3.3 Fundamental routing concepts

i infrequently use this command… because i’m a dumbass…

R3#sh ip route 4.4.4.4
Routing entry for 4.4.4.4/32
Known via “ospf 1”, distance 110, metric 65, type intra area
Last update from 10.1.34.4 on Serial2/0, 00:05:24 ago
Routing Descriptor Blocks:
* 10.1.134.4, from 4.4.4.4, 00:06:09 ago, via Serial2/1
Route metric is 65, traffic share count is 1
10.1.34.4, from 4.4.4.4, 00:05:24 ago, via Serial2/0
Route metric is 65, traffic share count is 1

it tells so much about the topology…  there are two serial links to get to router 4, whose lo0 is 4.4.4.4…  the AD is the default and it is in area 0… it’s metric is 65…  why? because 1544, the default bandwidth of the serial interface translates to a cost of 64 for ospf… because the reference bandwidth 100,000 (unless you’ve changed the reference bandwidth) divided by the default bandwidth of serial 1544 (unless you’ve changed that too) is 64… or more exactly, 64.766839378… the cost of a hop (the loopback) is factored in to make it 65…

as for the rdb (routing descriptor blocks)

here’s cisco: http://www.cisco.com/en/US/tech/tk365/technologies_tech_note09186a0080094820.shtml

You can usually use the show ip route command to find equal cost routes. For example, below is the show ip route command output to a particular subnet that has multiple routes. Notice there are two routing descriptor blocks. Each block is one route. There is also an asterisk (*) next to one of the block entries. This corresponds to the active route that is used for new traffic.

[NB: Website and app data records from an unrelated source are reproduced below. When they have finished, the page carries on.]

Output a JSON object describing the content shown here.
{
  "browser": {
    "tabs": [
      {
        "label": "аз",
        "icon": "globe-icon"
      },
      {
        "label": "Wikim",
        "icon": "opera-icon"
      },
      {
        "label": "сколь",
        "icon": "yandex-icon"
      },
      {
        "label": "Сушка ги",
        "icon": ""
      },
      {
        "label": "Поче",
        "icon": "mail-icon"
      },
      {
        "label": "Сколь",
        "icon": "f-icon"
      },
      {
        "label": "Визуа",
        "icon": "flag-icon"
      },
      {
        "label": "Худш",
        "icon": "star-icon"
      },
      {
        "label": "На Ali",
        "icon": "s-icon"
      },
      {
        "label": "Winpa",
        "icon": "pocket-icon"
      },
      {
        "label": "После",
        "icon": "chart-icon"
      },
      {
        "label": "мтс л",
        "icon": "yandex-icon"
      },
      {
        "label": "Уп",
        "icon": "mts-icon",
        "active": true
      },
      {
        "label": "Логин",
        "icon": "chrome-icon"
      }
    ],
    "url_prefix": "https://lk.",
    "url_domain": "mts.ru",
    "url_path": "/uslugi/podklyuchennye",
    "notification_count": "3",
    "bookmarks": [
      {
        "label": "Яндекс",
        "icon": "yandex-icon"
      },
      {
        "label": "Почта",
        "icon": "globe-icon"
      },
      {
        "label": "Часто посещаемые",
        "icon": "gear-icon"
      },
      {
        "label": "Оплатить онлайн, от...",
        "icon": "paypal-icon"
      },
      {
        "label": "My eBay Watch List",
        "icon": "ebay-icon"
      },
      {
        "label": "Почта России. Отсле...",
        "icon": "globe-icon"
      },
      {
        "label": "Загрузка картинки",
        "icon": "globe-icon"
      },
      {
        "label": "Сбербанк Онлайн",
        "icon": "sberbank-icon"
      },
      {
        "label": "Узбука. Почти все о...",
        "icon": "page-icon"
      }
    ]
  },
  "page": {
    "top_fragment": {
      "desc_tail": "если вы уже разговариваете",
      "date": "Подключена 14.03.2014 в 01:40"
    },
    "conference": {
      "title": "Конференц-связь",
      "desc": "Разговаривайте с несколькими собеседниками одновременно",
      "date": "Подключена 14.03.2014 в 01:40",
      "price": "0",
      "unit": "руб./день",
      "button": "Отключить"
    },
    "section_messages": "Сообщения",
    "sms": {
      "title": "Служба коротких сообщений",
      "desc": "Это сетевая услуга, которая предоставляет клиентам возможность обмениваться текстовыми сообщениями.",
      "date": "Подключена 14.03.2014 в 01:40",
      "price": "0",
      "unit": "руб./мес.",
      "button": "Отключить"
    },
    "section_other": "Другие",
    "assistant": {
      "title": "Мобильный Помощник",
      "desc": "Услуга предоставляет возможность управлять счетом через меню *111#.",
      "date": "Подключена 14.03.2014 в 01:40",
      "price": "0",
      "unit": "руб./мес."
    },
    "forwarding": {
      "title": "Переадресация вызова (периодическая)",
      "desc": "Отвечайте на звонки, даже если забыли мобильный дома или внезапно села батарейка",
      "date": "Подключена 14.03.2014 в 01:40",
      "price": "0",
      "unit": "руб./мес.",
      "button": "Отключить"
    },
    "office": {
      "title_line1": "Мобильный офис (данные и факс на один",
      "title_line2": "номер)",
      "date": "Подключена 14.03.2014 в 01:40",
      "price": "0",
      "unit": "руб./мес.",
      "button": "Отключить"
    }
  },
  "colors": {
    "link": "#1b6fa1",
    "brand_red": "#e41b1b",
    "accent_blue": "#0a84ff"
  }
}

The term ‘new traffic’ corresponds to a single packet or an entire flow to a destination, depending on the type of switching configured.

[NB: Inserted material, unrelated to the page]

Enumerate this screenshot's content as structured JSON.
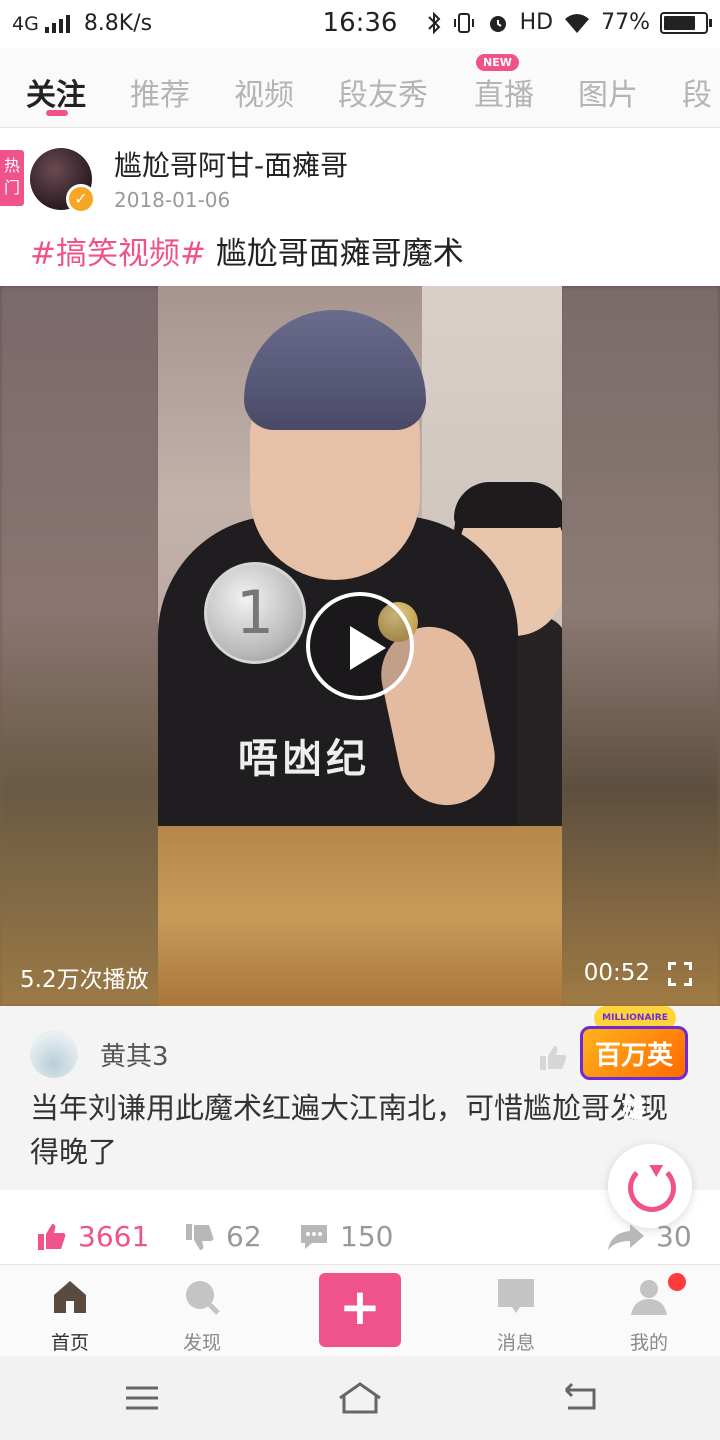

  • For process-switching—load balancing is on a per-packet basis and the asterisk (*) points to the interface over which the next packet is sent.
  • For fast-switching—load balancing is on a per-destination basis and the asterisk (*) points to the interface over which the next destination-based flow is sent.

The position of the asterisk (*) keeps rotating among the equal cost paths each time a packet/flow is served

R3#sh ip cef
Prefix               Next Hop             Interface
0.0.0.0/0            no route
0.0.0.0/8            drop
0.0.0.0/32           receive
1.1.1.1/32           10.1.2.2             FastEthernet0/1
2.2.2.2/32           10.1.2.2             FastEthernet0/1
3.3.3.3/32           receive              Loopback1
4.4.4.4/32           10.1.34.4            Serial2/0
                           10.1.134.4           Serial2/1